Above is my ultimate “different perspective” photo.  It’s an old old old make-shift fence my grandfather put around Grandma’s little garden to keep the deer from eating everything.  Change your focus.  I have this picture focusing on the post and the background, too, but I like this one the best.  It’s such a small detail to focus on, something I typically wouldn’t look twice at.

That’s the whole point of photography, no matter what or where you’re shooting.  Always look at least twice!  Feel free to share your own stories about looking at things with a new perspective in the comments.

Get out there and shoot!

– Kate

Introduction Part 1

Hey all!  My name is Kate, and I’m one of the writers for this blog.  If you’re reading this, you’re probably wondering something along the lines of “Why are you, of all people, starting a blog?”  Am I right?  I bet I’m right.  Well, I’d be happy to explain my reasons behind getting involved with this blog.  I want to improve my photography – both technically and knowledge outside of knowing how to operate my camera.  That’s the main reason.  The other big reason is that I’m beyond pumped to be working collaboratively with one of my best friends – Anne.  You’ll hear more from her later, as she’ll do her own introduction post.

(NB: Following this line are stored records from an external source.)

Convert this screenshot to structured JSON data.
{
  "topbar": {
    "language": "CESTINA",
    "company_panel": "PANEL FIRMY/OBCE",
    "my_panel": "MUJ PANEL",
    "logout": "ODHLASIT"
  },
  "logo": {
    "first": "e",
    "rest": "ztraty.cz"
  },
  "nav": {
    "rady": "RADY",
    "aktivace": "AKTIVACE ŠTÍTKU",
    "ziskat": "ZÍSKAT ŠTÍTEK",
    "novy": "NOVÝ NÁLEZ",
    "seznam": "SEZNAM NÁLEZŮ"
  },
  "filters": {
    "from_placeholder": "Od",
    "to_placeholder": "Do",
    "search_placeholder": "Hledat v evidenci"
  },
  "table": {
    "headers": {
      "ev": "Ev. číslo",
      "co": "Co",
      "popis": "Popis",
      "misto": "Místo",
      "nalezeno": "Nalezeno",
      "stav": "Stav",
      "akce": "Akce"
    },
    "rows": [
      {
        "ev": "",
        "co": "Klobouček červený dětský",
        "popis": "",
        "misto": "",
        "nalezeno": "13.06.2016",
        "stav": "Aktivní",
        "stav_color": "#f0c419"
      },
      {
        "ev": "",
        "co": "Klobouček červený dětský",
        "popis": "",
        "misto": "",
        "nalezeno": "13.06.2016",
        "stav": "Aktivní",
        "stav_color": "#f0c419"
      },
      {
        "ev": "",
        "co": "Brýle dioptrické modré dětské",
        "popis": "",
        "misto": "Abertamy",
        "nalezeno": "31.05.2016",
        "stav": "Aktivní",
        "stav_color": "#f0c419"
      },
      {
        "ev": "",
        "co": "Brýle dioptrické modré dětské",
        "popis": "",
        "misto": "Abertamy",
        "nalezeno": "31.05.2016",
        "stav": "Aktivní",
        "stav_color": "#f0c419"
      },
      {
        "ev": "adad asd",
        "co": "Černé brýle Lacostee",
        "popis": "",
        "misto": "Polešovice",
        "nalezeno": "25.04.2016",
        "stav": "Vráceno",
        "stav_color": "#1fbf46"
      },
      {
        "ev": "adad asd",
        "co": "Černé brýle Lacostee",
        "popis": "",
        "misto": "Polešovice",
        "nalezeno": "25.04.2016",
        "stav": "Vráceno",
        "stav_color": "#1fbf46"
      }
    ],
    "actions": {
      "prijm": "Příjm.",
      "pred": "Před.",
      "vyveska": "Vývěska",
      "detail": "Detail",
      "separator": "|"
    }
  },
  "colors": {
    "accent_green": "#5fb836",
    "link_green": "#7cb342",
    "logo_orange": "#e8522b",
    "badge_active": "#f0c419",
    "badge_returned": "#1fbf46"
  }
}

Anne and I have known each other since 2006, when we met in college.  We’ve been friends ever since!  And even though she’s living in Japan and I’m still stuck in the States, the distance can’t keep us apart.  Anne’s actually the person that got me into photography as more than just a hobby.  She’s been shooting longer than I have, and I respect her and her work quite a bit.  But we both want to improve, hence us doing this blog together.

My current shooting style is based heavily on using natural light with minimal editing.  Natural light doesn’t mean I like to go out and shoot nature (although I like to go out and shoot nature), I just don’t use flash or external photographic lighting if I can avoid it.  HINT: I can avoid it pretty much all of the time.  Which works just fine for me.

Stop

Shot with a Nikon D3100, no editing.

I’m big into landscapes, although I do people as well.  Concerts are my specialty.  The low light really suits my style and I see it as a challenge to get the best shot in an environment where the lighting is constantly changing and the subjects are constantly moving.  I hope you’ll stick around and watch my shooting and editing styles develop and change.  I’ll leave you with my favorite photo I’ve ever captured, and one that means a lot to me not only because it’s one of my best works but also because of the story behind it.

Patrick Stump @ The Varsity Theater in Minneapolis.  Fujiifilm Finepix J10.  Edited in Photoshop.

Patrick Stump @ The Varsity Theater in Minneapolis. Fujiifilm Finepix J10. Edited in Photoshop.

One last note, I will be posting every Thursday to the best of my ability, so keep checking back every week for new stuff!

Get out there and shoot!
-Kate